I consider myself fortunate to have worked in a wide assortment of environments. I’ve earned income everywhere from newsrooms and office towers to coffee shops and orchestra pits. But even with my varied background, it was quite a jolt to move from a position at Microsoft to teaching middle school.
At Microsoft, I was surrounded by engineers, designers and editors seasoned by long years in their profession, ranging in age from early 20s to late 50s. At my middle school, I spent my day instructing, assisting, cajoling and hopefully inspiring dozens of hormonal youths just learning what they were and what they wanted to be. Yet despite their differences, my Microsoft colleagues and my young students illustrated the fact that we’re all alike in so many ways.
People are invested in their language. My first months at Microsoft were a befuddlement of jargon — “DSAT,” “delta,” “deep dive,” and the innumerable mashups collectively called “TLAs” (Three-Letter Acronyms). I was pretty well lost until I figured out what the terms meant, but the more I became able to pepper them into my speech and writing, the more I was accepted as a peer.

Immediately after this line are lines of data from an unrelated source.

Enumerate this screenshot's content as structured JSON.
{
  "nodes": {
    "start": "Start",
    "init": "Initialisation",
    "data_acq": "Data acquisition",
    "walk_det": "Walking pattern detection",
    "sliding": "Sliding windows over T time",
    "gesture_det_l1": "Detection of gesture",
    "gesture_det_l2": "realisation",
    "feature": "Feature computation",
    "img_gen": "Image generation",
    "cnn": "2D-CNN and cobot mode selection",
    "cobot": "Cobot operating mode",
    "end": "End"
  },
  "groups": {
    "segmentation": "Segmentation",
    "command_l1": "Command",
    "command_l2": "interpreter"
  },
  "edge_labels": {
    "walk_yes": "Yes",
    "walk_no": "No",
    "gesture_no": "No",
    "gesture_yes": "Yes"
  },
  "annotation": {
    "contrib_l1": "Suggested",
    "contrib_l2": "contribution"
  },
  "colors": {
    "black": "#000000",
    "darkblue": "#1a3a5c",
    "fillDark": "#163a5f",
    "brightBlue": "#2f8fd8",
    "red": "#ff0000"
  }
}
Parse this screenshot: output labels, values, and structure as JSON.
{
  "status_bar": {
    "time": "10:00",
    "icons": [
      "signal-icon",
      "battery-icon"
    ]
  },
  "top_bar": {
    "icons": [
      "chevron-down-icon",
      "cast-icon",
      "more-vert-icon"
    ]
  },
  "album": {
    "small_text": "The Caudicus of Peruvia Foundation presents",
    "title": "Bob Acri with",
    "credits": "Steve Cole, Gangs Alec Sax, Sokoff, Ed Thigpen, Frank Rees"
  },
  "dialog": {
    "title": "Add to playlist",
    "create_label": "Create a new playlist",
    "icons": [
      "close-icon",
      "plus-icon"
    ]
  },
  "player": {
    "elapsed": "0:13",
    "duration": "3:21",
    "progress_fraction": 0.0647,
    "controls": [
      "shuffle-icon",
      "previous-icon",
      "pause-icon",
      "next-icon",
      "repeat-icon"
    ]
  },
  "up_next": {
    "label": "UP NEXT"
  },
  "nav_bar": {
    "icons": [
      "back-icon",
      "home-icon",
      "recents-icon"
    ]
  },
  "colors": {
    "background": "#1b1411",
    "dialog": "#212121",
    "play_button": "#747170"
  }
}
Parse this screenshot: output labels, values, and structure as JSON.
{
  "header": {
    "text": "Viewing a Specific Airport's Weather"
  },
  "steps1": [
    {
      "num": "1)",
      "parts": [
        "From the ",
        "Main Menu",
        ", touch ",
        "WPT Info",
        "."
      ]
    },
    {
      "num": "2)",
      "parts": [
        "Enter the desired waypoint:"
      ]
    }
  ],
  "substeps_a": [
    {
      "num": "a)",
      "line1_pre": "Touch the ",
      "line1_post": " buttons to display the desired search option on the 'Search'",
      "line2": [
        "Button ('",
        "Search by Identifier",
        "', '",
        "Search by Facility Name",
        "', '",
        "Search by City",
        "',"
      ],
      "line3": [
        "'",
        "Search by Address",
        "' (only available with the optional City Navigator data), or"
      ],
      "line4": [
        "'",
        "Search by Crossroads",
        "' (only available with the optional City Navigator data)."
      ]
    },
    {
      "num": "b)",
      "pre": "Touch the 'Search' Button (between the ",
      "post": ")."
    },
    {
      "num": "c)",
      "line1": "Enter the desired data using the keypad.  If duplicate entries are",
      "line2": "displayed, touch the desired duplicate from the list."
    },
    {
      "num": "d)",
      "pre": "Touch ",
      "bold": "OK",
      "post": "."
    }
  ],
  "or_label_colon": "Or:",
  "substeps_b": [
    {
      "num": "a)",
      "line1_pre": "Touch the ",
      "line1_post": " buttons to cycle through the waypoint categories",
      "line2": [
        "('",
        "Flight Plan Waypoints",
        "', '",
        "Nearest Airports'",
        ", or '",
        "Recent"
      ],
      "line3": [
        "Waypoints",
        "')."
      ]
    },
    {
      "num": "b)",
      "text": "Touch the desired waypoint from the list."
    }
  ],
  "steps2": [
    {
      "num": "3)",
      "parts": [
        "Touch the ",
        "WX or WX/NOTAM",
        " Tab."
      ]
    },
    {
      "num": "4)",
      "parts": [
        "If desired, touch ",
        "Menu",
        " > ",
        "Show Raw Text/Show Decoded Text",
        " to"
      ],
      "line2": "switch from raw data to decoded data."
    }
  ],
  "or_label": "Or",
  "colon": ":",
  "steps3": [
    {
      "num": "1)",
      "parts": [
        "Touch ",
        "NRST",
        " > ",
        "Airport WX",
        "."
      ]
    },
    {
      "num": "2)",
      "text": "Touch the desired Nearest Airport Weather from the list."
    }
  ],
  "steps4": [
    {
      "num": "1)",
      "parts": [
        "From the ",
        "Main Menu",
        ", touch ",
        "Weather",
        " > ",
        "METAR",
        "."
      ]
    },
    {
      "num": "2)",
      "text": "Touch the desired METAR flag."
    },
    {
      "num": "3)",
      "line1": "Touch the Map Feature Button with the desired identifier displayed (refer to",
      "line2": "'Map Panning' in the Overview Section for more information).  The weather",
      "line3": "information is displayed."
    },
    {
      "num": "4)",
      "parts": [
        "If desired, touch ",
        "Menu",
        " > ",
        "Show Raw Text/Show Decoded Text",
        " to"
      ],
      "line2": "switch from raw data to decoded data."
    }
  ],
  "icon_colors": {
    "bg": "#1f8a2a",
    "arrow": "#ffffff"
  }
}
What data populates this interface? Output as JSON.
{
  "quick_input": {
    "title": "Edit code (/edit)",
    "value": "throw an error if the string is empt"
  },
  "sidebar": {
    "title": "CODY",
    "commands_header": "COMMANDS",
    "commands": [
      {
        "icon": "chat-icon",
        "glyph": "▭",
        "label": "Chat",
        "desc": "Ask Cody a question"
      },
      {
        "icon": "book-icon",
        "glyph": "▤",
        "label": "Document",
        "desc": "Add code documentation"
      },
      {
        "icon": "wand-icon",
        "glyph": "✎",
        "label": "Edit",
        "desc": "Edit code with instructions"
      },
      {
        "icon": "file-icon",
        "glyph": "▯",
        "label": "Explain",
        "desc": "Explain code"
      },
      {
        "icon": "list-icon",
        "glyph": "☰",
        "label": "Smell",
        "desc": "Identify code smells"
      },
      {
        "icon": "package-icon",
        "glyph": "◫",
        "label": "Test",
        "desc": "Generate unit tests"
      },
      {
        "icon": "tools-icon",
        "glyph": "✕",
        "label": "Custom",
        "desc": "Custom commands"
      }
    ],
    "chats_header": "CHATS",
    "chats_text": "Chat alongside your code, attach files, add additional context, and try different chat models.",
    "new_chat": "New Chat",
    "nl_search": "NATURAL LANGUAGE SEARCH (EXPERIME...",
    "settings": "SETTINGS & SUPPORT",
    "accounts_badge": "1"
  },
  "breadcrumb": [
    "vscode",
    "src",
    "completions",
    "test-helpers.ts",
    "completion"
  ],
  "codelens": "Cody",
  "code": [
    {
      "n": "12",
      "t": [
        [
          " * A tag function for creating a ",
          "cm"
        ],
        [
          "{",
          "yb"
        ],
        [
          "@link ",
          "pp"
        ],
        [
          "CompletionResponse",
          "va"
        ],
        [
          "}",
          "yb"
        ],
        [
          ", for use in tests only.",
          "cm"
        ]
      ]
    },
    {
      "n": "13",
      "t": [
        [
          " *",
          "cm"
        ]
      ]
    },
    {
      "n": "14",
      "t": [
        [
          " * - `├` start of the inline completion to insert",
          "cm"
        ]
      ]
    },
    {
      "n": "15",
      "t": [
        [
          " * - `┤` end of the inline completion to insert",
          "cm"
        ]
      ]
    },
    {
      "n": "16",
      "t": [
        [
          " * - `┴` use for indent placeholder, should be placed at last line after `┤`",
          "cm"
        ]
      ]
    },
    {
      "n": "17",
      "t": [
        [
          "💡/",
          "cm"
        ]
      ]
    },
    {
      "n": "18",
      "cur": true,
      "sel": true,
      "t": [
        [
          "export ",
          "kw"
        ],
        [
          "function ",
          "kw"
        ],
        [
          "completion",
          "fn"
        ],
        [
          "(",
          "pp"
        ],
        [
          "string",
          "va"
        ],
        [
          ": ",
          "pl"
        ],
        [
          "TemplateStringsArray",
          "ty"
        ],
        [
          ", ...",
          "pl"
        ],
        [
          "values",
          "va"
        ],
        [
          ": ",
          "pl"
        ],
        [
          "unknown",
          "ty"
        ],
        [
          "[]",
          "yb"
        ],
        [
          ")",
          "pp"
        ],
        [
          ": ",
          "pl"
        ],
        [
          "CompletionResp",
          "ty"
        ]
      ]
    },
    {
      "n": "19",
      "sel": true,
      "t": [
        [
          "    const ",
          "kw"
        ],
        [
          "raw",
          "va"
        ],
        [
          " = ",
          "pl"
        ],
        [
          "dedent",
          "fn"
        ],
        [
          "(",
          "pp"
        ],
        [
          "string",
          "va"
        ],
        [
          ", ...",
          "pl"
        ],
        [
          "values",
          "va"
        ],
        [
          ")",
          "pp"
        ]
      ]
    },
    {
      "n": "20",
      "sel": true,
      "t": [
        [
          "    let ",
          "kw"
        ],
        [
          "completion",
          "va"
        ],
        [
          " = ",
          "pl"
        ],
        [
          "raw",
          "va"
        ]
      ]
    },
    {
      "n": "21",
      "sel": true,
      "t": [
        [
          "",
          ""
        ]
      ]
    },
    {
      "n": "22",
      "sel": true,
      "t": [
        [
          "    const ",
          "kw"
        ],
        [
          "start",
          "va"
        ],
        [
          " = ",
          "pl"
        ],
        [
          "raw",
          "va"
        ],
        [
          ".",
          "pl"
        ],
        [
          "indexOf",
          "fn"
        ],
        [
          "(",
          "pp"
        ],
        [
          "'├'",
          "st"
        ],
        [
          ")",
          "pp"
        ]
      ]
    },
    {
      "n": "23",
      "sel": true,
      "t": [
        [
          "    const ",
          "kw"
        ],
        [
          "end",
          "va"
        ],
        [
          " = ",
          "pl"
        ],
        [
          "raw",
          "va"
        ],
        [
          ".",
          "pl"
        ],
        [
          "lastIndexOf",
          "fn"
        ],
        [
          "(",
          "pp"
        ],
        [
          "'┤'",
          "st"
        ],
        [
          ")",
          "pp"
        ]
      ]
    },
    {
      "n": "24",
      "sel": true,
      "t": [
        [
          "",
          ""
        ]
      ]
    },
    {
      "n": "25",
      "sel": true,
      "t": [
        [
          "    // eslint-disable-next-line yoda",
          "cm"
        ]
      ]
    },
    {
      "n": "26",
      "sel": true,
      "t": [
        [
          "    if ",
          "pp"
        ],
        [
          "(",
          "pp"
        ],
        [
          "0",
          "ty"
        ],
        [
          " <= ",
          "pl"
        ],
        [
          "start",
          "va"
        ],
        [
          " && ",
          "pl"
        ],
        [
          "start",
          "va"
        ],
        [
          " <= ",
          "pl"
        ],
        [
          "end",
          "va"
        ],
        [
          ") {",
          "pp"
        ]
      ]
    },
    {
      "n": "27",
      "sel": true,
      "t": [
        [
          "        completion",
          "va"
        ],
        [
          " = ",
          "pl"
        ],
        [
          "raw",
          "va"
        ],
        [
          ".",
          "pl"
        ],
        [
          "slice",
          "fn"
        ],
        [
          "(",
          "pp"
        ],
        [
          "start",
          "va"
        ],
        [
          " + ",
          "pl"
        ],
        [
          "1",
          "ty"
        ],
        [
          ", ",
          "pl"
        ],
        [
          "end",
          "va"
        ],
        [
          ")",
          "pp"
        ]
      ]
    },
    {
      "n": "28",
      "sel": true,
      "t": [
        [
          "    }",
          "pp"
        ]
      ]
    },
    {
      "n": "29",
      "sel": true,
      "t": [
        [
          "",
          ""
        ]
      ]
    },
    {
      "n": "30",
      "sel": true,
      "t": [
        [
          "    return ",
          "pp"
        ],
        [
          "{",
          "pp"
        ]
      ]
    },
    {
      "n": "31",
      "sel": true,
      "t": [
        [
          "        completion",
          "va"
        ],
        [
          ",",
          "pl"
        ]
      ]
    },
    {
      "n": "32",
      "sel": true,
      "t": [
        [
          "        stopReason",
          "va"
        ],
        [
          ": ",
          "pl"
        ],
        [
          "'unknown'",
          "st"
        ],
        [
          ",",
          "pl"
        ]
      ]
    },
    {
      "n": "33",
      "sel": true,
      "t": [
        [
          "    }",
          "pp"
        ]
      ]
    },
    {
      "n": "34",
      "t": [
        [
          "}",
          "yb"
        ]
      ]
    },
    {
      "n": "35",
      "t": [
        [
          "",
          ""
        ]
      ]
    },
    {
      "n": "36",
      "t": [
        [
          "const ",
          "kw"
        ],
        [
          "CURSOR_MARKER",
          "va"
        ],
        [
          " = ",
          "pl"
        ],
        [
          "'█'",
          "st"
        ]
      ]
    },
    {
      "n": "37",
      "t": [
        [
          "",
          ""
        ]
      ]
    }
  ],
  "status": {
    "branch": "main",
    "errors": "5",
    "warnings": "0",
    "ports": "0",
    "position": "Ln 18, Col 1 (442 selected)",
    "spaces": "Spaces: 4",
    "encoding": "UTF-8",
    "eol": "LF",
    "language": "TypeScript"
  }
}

Likewise, attempting to work with my middle schoolers meant learning their slang: “GOAT,” “lit,” “legit,” “bruh,” and so much more. While I didn’t actually use those terms much myself in my role as educator, understanding their use was key to decoding our interactions and communicating effectively.
People respond well to encouragement. No one wants to feel stupid. But like many environments, both Microsoft and middle schools are competitive places, with co-workers and classmates frequently pitted against one another for professional and social advantage. Unsurprisingly, there are plenty of people who will cut a peer down to size and smile while they do it.
In such an atmosphere, encouragement can feel hard to come by, and praise is worth its metaphorical weight in gold. In both the office and the classroom, I found that the best way to get the best work out of someone was to encourage their strong points — and minimize the negative feedback as much as I reasonably could. As a bonus, this approach was a good one for making allies out of both colleagues and students.
Everyone occasionally needs a reality check. As helpful as positivity is, there’s no substitute for telling it like it is when necessary. Students might fall behind in their assignments, or fake their work well without truly understanding it, or try to play video games surreptitiously. Co-workers might try to pawn tasks off on others, or routinely ignore deadlines, or … try to play video games surreptitiously.
It’s always good to try to make corrections gently the first time, but when poor behavior becomes a pattern, more strenuous interventions are necessary. And sometimes no matter what you do, resolving the problem will require escalating the issue to a higher authority, such as the manager or the principal.
Most people try their best. Someone’s work might not be exemplary all the time, or even some of the time. But in my experience, people rarely try to not do well. One of my students spent his evenings mostly alone while his single mother worked; another was a refugee striving to become fluent in English. One worker in my Microsoft office was pregnant and had unexpectedly lost her father; another was going through a divorce. In all of these cases, the work they produced wasn’t perfect — but they were trying their best, and they appreciated everyone who recognized that.
Whenever possible, it helps to assume there is genuine effort and good intent. That doesn’t mean you should settle for less than the best. But jumping to the conclusion that someone is just slacking off, and rendering judgment accordingly, seldom yields good results.
If someone’s work is lacking, work with them — and with their situation — as much as you feasibly can. If they see you’re willing to meet them halfway, they’re that much more likely to go the extra mile for you both now and in the future.